• [Try it]:
The answer should be the records below, word for word, with every image left out.
** Extracted entries follows **
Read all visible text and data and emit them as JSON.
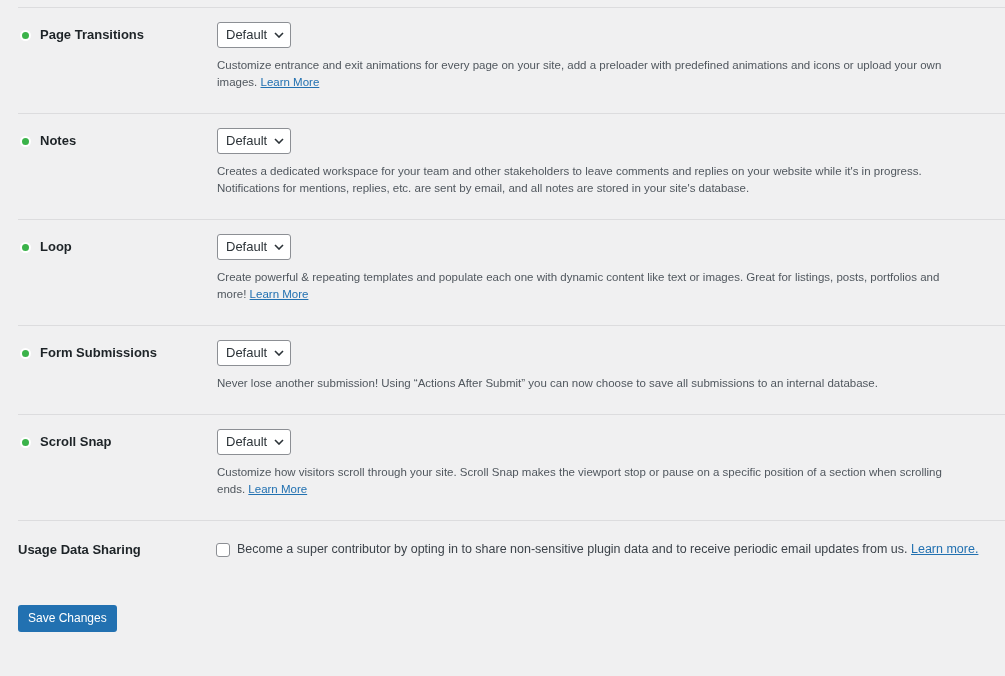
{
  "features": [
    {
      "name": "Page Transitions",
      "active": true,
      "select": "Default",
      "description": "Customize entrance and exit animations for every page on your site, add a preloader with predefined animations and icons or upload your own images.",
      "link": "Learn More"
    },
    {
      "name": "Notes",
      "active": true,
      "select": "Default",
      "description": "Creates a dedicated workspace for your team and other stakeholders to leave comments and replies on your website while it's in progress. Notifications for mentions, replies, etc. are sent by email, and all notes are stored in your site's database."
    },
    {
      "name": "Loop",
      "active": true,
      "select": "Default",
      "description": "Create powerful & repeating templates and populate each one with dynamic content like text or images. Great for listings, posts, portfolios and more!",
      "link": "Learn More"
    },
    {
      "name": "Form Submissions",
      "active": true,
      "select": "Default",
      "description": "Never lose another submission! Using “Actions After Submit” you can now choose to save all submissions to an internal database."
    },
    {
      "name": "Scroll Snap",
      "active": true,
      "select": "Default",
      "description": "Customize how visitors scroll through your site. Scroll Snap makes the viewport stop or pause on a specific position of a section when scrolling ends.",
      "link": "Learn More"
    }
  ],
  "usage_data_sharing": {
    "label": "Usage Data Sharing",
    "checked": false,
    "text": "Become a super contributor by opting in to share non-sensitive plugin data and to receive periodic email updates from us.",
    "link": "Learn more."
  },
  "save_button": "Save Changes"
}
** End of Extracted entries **
• [Solution to this problem]:
Read all visible text and data and emit them as JSON.
{
  "features": [
    {
      "name": "Page Transitions",
      "active": true,
      "select": "Default",
      "description": "Customize entrance and exit animations for every page on your site, add a preloader with predefined animations and icons or upload your own images.",
      "link": "Learn More"
    },
    {
      "name": "Notes",
      "active": true,
      "select": "Default",
      "description": "Creates a dedicated workspace for your team and other stakeholders to leave comments and replies on your website while it's in progress. Notifications for mentions, replies, etc. are sent by email, and all notes are stored in your site's database."
    },
    {
      "name": "Loop",
      "active": true,
      "select": "Default",
      "description": "Create powerful & repeating templates and populate each one with dynamic content like text or images. Great for listings, posts, portfolios and more!",
      "link": "Learn More"
    },
    {
      "name": "Form Submissions",
      "active": true,
      "select": "Default",
      "description": "Never lose another submission! Using “Actions After Submit” you can now choose to save all submissions to an internal database."
    },
    {
      "name": "Scroll Snap",
      "active": true,
      "select": "Default",
      "description": "Customize how visitors scroll through your site. Scroll Snap makes the viewport stop or pause on a specific position of a section when scrolling ends.",
      "link": "Learn More"
    }
  ],
  "usage_data_sharing": {
    "label": "Usage Data Sharing",
    "checked": false,
    "text": "Become a super contributor by opting in to share non-sensitive plugin data and to receive periodic email updates from us.",
    "link": "Learn more."
  },
  "save_button": "Save Changes"
}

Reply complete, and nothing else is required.